Barak's explanations came from the fields of administration and finance - the difficulty Olmert would have in simultaneously managing matters of state and his legal defense. This is nonsense. It did not bother Barak - who was simultaneously prime minister, defense minister and party chairman for a year and a half - that Olmert continued in his post despite the pressures of four criminal investigations, in addition to the Winograd Committee's investigation of the Second Lebanon War. Olmert could watch a little less soccer on television - there is not much on now anyway, aside from the European Championships - and dedicate his evenings and weekends to his troubles.

It is no coincidence that Barak focused on the legal issue and ignored the moral shock caused by the avaricious parasitism that took place over years, the leeching off Diaspora Jewry. When Barak thinks about Olmert, he thinks about Barak. A decade ago, Barak was a member of the Knesset inquiry committee into the failed attempt to assassinate Khaled Meshal in Amman. When he was asked then why he did not call for the resignation of Benjamin Netanyahu, Barak responded: Because in another year or two, I will be prime minister, and it is not good for there to be a precedent like that.

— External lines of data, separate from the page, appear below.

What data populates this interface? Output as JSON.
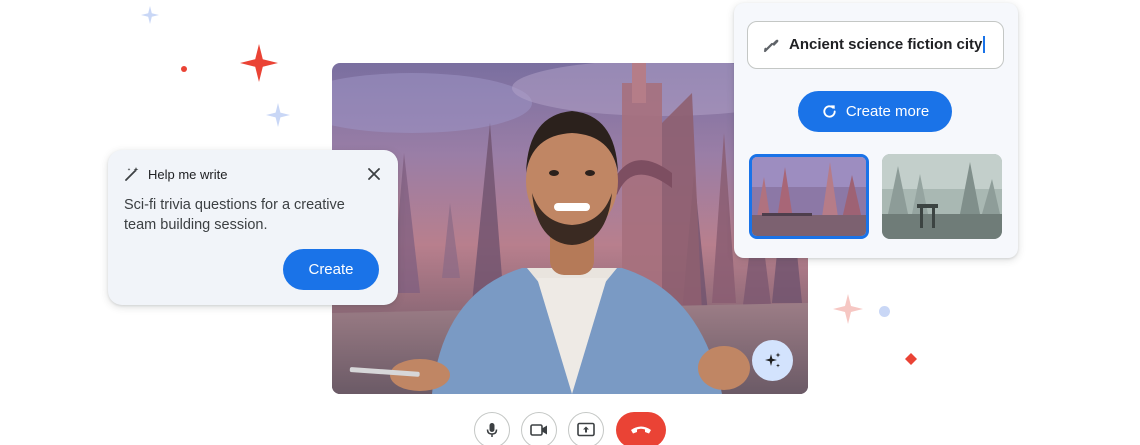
{
  "help_me_write": {
    "header_label": "Help me write",
    "prompt_text": "Sci-fi trivia questions for a creative team building session.",
    "create_label": "Create"
  },
  "background_generator": {
    "prompt_value": "Ancient science fiction city",
    "create_more_label": "Create more"
  },
  "colors": {
    "accent": "#1a73e8",
    "end_call": "#ea4335",
    "sparkle_red": "#ea4335",
    "sparkle_blue": "#d3e3fd"
  },
  "icons": {
    "write": "magic-wand-icon",
    "close": "close-icon",
    "brush": "brush-icon",
    "refresh": "refresh-icon",
    "effects": "sparkle-icon",
    "mic": "microphone-icon",
    "camera": "camera-icon",
    "present": "present-screen-icon",
    "hangup": "end-call-icon"
  }
}
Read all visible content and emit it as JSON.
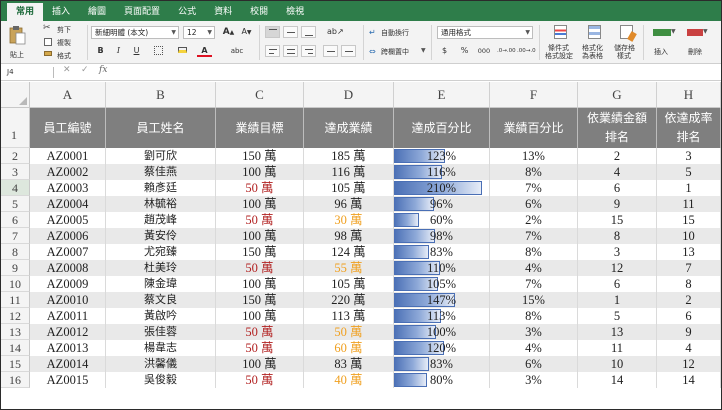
{
  "ribbon": {
    "tabs": [
      "常用",
      "插入",
      "繪圖",
      "頁面配置",
      "公式",
      "資料",
      "校閱",
      "檢視"
    ],
    "paste_label": "貼上",
    "cut_label": "剪下",
    "copy_label": "複製",
    "format_painter_label": "格式",
    "font_name": "新細明體 (本文)",
    "font_size": "12",
    "bold": "B",
    "italic": "I",
    "underline": "U",
    "grow_font": "A",
    "shrink_font": "A",
    "wrap_text_label": "自動換行",
    "merge_center_label": "跨欄置中",
    "number_format": "通用格式",
    "currency": "$",
    "percent": "%",
    "comma": "000",
    "inc_decimal": ".0→.00",
    "dec_decimal": ".00→.0",
    "conditional_format_label": [
      "條件式",
      "格式設定"
    ],
    "format_as_table_label": [
      "格式化",
      "為表格"
    ],
    "cell_styles_label": [
      "儲存格",
      "樣式"
    ],
    "insert_label": "插入",
    "delete_label": "刪除"
  },
  "formula_bar": {
    "name_box": "J4",
    "cancel_icon": "✕",
    "enter_icon": "✓",
    "fx": "fx",
    "content": ""
  },
  "sheet": {
    "columns": [
      "A",
      "B",
      "C",
      "D",
      "E",
      "F",
      "G",
      "H"
    ],
    "header_row_number": "1",
    "selected_row": 4,
    "headers": [
      "員工編號",
      "員工姓名",
      "業績目標",
      "達成業績",
      "達成百分比",
      "業績百分比",
      "依業績金額\n排名",
      "依達成率\n排名"
    ],
    "rows": [
      {
        "num": "2",
        "id": "AZ0001",
        "name": "劉可欣",
        "target": "150 萬",
        "target_color": "normal",
        "actual": "185 萬",
        "actual_color": "normal",
        "pct": "123%",
        "pct_value": 1.23,
        "share": "13%",
        "rank_amt": "2",
        "rank_rate": "3"
      },
      {
        "num": "3",
        "id": "AZ0002",
        "name": "蔡佳燕",
        "target": "100 萬",
        "target_color": "normal",
        "actual": "116 萬",
        "actual_color": "normal",
        "pct": "116%",
        "pct_value": 1.16,
        "share": "8%",
        "rank_amt": "4",
        "rank_rate": "5"
      },
      {
        "num": "4",
        "id": "AZ0003",
        "name": "賴彥廷",
        "target": "50 萬",
        "target_color": "red",
        "actual": "105 萬",
        "actual_color": "normal",
        "pct": "210%",
        "pct_value": 2.1,
        "share": "7%",
        "rank_amt": "6",
        "rank_rate": "1"
      },
      {
        "num": "5",
        "id": "AZ0004",
        "name": "林毓裕",
        "target": "100 萬",
        "target_color": "normal",
        "actual": "96 萬",
        "actual_color": "normal",
        "pct": "96%",
        "pct_value": 0.96,
        "share": "6%",
        "rank_amt": "9",
        "rank_rate": "11"
      },
      {
        "num": "6",
        "id": "AZ0005",
        "name": "趙茂峰",
        "target": "50 萬",
        "target_color": "red",
        "actual": "30 萬",
        "actual_color": "orange",
        "pct": "60%",
        "pct_value": 0.6,
        "share": "2%",
        "rank_amt": "15",
        "rank_rate": "15"
      },
      {
        "num": "7",
        "id": "AZ0006",
        "name": "黃安伶",
        "target": "100 萬",
        "target_color": "normal",
        "actual": "98 萬",
        "actual_color": "normal",
        "pct": "98%",
        "pct_value": 0.98,
        "share": "7%",
        "rank_amt": "8",
        "rank_rate": "10"
      },
      {
        "num": "8",
        "id": "AZ0007",
        "name": "尤宛臻",
        "target": "150 萬",
        "target_color": "normal",
        "actual": "124 萬",
        "actual_color": "normal",
        "pct": "83%",
        "pct_value": 0.83,
        "share": "8%",
        "rank_amt": "3",
        "rank_rate": "13"
      },
      {
        "num": "9",
        "id": "AZ0008",
        "name": "杜美玲",
        "target": "50 萬",
        "target_color": "red",
        "actual": "55 萬",
        "actual_color": "orange",
        "pct": "110%",
        "pct_value": 1.1,
        "share": "4%",
        "rank_amt": "12",
        "rank_rate": "7"
      },
      {
        "num": "10",
        "id": "AZ0009",
        "name": "陳金瑋",
        "target": "100 萬",
        "target_color": "normal",
        "actual": "105 萬",
        "actual_color": "normal",
        "pct": "105%",
        "pct_value": 1.05,
        "share": "7%",
        "rank_amt": "6",
        "rank_rate": "8"
      },
      {
        "num": "11",
        "id": "AZ0010",
        "name": "蔡文良",
        "target": "150 萬",
        "target_color": "normal",
        "actual": "220 萬",
        "actual_color": "normal",
        "pct": "147%",
        "pct_value": 1.47,
        "share": "15%",
        "rank_amt": "1",
        "rank_rate": "2"
      },
      {
        "num": "12",
        "id": "AZ0011",
        "name": "黃啟吟",
        "target": "100 萬",
        "target_color": "normal",
        "actual": "113 萬",
        "actual_color": "normal",
        "pct": "113%",
        "pct_value": 1.13,
        "share": "8%",
        "rank_amt": "5",
        "rank_rate": "6"
      },
      {
        "num": "13",
        "id": "AZ0012",
        "name": "張佳蓉",
        "target": "50 萬",
        "target_color": "red",
        "actual": "50 萬",
        "actual_color": "orange",
        "pct": "100%",
        "pct_value": 1.0,
        "share": "3%",
        "rank_amt": "13",
        "rank_rate": "9"
      },
      {
        "num": "14",
        "id": "AZ0013",
        "name": "楊韋志",
        "target": "50 萬",
        "target_color": "red",
        "actual": "60 萬",
        "actual_color": "orange",
        "pct": "120%",
        "pct_value": 1.2,
        "share": "4%",
        "rank_amt": "11",
        "rank_rate": "4"
      },
      {
        "num": "15",
        "id": "AZ0014",
        "name": "洪馨儀",
        "target": "100 萬",
        "target_color": "normal",
        "actual": "83 萬",
        "actual_color": "normal",
        "pct": "83%",
        "pct_value": 0.83,
        "share": "6%",
        "rank_amt": "10",
        "rank_rate": "12"
      },
      {
        "num": "16",
        "id": "AZ0015",
        "name": "吳俊毅",
        "target": "50 萬",
        "target_color": "red",
        "actual": "40 萬",
        "actual_color": "orange",
        "pct": "80%",
        "pct_value": 0.8,
        "share": "3%",
        "rank_amt": "14",
        "rank_rate": "14"
      }
    ]
  }
}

Barak is not Olmert, but he, like Netanyahu, is not sufficiently non-Olmertian to have faith in his power to fend off such attacks. That is why Tal Silberstein was sent to remind him of his sins. Silberstein, who won publicity after the Rabin assassination as an activist in the Dor Shalem Doresh Shalom ("A Whole Generation Demands Peace") movement, has over the years become a hybrid entity, Tal Lansky: the elderly and aggressive Jewish mafioso Meyer Lansky in the guise of an Israeli dreamer from a poor neighborhood.

Now Silberstein is the spokesman for the A Whole Generation Wants Cash movement. All the politicians are alike; all of them have large empty pockets and a hungry look; and it would be better even for those who live in stone houses not to throw glass. Olmert is not a criminal at all, but a victim, a product of the system. And if he goes, he will be replaced by someone just like him, who will in turn be investigated and crucified.

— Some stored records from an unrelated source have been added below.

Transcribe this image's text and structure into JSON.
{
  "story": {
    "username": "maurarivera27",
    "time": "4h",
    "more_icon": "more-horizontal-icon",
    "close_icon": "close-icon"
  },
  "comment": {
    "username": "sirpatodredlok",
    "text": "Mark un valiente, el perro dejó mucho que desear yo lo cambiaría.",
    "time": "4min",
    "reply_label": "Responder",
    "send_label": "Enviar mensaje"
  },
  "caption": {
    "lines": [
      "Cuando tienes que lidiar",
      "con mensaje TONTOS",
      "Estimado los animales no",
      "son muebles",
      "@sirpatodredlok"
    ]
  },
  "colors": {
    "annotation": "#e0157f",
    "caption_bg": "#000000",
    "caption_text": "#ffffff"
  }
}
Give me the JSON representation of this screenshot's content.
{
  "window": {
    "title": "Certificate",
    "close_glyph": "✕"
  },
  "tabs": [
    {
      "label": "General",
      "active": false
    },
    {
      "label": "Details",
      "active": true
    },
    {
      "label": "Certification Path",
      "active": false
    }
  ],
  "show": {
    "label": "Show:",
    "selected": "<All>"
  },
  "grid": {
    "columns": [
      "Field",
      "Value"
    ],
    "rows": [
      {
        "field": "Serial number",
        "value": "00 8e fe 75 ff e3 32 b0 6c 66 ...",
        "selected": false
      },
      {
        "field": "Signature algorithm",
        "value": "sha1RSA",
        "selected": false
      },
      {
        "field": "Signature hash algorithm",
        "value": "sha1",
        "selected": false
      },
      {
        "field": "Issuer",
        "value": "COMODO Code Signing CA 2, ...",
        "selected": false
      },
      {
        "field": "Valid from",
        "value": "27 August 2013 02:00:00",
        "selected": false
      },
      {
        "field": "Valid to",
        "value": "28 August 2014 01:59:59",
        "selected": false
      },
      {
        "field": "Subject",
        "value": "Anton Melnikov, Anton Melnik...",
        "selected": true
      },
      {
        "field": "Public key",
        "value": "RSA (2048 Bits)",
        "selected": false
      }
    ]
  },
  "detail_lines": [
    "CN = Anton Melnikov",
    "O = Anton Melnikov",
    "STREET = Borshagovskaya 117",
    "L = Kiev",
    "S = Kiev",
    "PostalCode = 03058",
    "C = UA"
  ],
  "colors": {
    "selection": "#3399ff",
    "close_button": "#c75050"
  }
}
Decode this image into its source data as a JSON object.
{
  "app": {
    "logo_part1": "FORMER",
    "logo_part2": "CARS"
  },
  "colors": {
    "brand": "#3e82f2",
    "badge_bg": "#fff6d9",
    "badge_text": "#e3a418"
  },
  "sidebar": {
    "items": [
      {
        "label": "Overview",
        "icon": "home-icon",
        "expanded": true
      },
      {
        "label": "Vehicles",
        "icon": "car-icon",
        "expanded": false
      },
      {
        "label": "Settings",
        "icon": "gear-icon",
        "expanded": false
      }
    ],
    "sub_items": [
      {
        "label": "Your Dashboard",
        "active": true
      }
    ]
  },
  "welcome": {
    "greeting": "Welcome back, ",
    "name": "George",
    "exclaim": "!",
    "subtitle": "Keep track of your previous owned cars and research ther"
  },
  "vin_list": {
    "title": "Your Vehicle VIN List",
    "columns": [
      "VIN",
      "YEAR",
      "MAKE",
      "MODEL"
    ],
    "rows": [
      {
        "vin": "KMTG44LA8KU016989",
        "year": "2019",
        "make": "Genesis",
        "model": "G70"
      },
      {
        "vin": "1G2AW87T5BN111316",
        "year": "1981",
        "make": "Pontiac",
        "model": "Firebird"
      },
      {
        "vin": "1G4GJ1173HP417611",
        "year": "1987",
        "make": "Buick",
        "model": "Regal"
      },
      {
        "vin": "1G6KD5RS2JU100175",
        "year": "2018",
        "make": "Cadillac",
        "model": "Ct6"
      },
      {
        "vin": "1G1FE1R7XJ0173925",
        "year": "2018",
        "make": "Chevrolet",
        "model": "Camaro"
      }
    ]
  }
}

Such rationales are no less offensive than Olmert's behavior. The legislators who write the election laws audaciously explain why they are allowed to violate the laws in order to grab power: Whoever wants to end up with his picture on a postage stamp needs to accept some envelopes along the way. A populace willing to accept such an arrangement does not have the right to complain about its results. If it ultimately rises up against this system, that means the public has come to understand that politics is too important to be left in the hands of the politicians.

Barak's immediate test will be not just how quickly he acts if Kadima dawdles, but also whether he agrees to cooperate with ugly maneuvers - such as if Shaul Mofaz tries to win Shas support and oppose Tzipi Livni, since Mofaz is a man of Mizrahi (Middle Eastern) descent.

Olmert is desperately trying to gain time. He is attempting to improve his position on the criminal front by maneuvering on the public front, and vice versa, although he has so far only done damage to himself. He cannot completely save himself from being ousted and indicted. His lawyers want to make the judges think there is reasonable doubt when it comes to the credibility of Morris Talansky's testimony. But if they succeed in doing so, that will ultimately spell failure - because the credibility of Talansky's description of his friendship with Olmert is important for their explanation of the basis for Talansky's donations. Take away the friendship, and the chances of Olmert being accused of bribery rise. Moreover, there has been some talk of a plea bargain with Shula Zaken, the suspect who could turn star witness.

Here there is a possible meeting point between the prosecution and the defense. The prosecution would consider it an achievement to garner enough evidence for a large indictment (fraud, breach of trust) but not a huge one (bribery). Olmert's lawyers would consider it an achievement to bring the indictment down to a mid-range offense. Later on, in Ma'asiyahu Prison, Olmert would, as usual, take care of upgrading himself from the business section to first class.